▶ _Exercise instructions_:
Give the records again in full, exactly as written.

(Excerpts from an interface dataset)
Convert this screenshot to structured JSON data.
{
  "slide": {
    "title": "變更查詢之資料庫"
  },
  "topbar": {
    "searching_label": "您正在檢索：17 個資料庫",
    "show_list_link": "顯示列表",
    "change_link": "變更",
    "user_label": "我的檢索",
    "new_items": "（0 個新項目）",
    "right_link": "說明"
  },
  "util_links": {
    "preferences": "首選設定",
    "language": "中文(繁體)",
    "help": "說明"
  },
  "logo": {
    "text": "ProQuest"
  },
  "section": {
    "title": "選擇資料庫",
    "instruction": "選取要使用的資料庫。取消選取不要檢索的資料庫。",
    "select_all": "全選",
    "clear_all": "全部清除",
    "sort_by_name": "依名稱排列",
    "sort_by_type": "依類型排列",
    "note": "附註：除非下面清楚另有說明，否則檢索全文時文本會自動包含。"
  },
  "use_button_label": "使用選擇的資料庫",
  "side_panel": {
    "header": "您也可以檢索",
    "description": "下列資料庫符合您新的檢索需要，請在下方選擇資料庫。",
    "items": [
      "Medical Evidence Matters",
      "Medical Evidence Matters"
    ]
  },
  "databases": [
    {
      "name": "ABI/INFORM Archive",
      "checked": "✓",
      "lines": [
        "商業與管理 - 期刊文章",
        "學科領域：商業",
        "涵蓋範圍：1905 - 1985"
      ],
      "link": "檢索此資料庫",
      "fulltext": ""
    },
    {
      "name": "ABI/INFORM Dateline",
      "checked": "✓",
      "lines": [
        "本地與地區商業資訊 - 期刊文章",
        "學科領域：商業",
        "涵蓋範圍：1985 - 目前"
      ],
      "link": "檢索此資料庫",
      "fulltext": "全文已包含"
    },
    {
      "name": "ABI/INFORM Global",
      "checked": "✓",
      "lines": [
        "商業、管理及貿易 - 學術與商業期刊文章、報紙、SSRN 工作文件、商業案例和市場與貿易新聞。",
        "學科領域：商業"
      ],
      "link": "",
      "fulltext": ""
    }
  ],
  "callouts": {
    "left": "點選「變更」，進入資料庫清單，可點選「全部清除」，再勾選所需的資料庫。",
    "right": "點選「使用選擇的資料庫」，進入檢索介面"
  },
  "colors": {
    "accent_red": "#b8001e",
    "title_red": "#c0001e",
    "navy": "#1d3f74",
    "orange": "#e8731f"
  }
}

▶ _Answer space_:
Convert this screenshot to structured JSON data.
{
  "slide": {
    "title": "變更查詢之資料庫"
  },
  "topbar": {
    "searching_label": "您正在檢索：17 個資料庫",
    "show_list_link": "顯示列表",
    "change_link": "變更",
    "user_label": "我的檢索",
    "new_items": "（0 個新項目）",
    "right_link": "說明"
  },
  "util_links": {
    "preferences": "首選設定",
    "language": "中文(繁體)",
    "help": "說明"
  },
  "logo": {
    "text": "ProQuest"
  },
  "section": {
    "title": "選擇資料庫",
    "instruction": "選取要使用的資料庫。取消選取不要檢索的資料庫。",
    "select_all": "全選",
    "clear_all": "全部清除",
    "sort_by_name": "依名稱排列",
    "sort_by_type": "依類型排列",
    "note": "附註：除非下面清楚另有說明，否則檢索全文時文本會自動包含。"
  },
  "use_button_label": "使用選擇的資料庫",
  "side_panel": {
    "header": "您也可以檢索",
    "description": "下列資料庫符合您新的檢索需要，請在下方選擇資料庫。",
    "items": [
      "Medical Evidence Matters",
      "Medical Evidence Matters"
    ]
  },
  "databases": [
    {
      "name": "ABI/INFORM Archive",
      "checked": "✓",
      "lines": [
        "商業與管理 - 期刊文章",
        "學科領域：商業",
        "涵蓋範圍：1905 - 1985"
      ],
      "link": "檢索此資料庫",
      "fulltext": ""
    },
    {
      "name": "ABI/INFORM Dateline",
      "checked": "✓",
      "lines": [
        "本地與地區商業資訊 - 期刊文章",
        "學科領域：商業",
        "涵蓋範圍：1985 - 目前"
      ],
      "link": "檢索此資料庫",
      "fulltext": "全文已包含"
    },
    {
      "name": "ABI/INFORM Global",
      "checked": "✓",
      "lines": [
        "商業、管理及貿易 - 學術與商業期刊文章、報紙、SSRN 工作文件、商業案例和市場與貿易新聞。",
        "學科領域：商業"
      ],
      "link": "",
      "fulltext": ""
    }
  ],
  "callouts": {
    "left": "點選「變更」，進入資料庫清單，可點選「全部清除」，再勾選所需的資料庫。",
    "right": "點選「使用選擇的資料庫」，進入檢索介面"
  },
  "colors": {
    "accent_red": "#b8001e",
    "title_red": "#c0001e",
    "navy": "#1d3f74",
    "orange": "#e8731f"
  }
}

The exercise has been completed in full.